[[ RECORDED DATA, beginning ]]

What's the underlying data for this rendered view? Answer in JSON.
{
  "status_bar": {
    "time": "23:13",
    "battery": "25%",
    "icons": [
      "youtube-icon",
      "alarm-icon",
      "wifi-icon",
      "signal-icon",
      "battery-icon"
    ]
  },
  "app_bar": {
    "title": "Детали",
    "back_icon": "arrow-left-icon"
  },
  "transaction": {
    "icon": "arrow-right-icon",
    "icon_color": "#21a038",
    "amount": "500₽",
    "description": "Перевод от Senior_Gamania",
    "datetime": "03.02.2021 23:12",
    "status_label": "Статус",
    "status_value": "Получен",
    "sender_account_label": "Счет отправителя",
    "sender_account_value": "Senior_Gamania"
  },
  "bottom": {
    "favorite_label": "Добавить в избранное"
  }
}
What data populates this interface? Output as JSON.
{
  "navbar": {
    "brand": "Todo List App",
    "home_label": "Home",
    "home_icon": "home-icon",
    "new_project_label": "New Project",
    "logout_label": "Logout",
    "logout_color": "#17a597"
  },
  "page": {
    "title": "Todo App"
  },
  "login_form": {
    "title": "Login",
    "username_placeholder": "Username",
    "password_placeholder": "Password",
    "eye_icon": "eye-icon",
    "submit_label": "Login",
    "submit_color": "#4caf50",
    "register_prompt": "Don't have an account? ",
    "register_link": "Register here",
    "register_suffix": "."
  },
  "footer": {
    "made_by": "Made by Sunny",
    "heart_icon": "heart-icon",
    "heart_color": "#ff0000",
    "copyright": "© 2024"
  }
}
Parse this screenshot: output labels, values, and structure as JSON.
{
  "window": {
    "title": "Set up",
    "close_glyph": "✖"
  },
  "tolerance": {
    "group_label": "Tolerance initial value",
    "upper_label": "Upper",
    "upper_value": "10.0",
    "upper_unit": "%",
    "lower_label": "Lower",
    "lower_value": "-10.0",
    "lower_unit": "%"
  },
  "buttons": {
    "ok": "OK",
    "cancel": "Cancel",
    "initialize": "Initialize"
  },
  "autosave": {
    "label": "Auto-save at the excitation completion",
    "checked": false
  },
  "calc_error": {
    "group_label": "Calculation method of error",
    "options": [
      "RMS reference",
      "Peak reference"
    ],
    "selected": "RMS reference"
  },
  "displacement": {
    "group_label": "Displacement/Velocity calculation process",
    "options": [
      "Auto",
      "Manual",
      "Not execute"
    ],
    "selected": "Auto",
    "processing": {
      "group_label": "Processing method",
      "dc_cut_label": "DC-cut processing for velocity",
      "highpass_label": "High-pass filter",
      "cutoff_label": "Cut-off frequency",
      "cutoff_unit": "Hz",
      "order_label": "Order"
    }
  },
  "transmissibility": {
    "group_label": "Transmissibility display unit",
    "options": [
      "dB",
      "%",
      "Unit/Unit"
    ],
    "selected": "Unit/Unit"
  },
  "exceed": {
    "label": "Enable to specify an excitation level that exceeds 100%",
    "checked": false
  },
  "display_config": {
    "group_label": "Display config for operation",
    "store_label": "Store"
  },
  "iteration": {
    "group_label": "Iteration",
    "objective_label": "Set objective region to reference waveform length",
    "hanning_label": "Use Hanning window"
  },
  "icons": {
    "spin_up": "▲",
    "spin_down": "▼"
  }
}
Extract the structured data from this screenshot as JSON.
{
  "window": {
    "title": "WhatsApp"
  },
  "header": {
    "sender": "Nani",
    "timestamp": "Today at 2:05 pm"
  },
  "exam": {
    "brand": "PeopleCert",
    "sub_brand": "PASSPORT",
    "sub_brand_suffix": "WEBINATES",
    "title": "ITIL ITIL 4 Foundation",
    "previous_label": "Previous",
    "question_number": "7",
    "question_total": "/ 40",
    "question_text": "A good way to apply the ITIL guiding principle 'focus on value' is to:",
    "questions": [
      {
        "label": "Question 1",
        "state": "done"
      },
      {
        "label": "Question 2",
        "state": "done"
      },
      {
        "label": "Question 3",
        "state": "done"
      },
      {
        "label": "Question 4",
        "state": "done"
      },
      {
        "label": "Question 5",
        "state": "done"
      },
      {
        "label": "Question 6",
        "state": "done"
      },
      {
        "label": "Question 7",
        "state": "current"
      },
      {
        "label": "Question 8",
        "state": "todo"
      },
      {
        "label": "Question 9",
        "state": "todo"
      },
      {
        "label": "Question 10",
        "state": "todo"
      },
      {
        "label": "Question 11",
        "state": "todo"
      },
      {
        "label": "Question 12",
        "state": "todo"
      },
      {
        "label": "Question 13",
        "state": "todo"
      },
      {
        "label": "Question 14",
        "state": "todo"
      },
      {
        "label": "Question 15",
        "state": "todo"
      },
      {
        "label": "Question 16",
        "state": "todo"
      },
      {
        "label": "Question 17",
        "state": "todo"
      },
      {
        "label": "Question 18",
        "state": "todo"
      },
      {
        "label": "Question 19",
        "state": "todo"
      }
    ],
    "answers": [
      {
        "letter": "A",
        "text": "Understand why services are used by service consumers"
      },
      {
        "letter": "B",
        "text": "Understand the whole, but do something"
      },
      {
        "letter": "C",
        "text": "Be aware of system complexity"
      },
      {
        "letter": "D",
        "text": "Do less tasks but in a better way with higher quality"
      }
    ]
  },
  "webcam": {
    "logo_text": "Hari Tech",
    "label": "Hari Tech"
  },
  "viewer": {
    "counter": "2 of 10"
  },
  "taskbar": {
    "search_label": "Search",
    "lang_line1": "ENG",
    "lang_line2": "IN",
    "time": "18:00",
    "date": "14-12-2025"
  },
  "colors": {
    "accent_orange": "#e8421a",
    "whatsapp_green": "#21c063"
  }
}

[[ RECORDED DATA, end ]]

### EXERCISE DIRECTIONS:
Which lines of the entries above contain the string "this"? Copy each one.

### COMPLETED TASK:
What's the underlying data for this rendered view? Answer in JSON.
What data populates this interface? Output as JSON.
Parse this screenshot: output labels, values, and structure as JSON.
Extract the structured data from this screenshot as JSON.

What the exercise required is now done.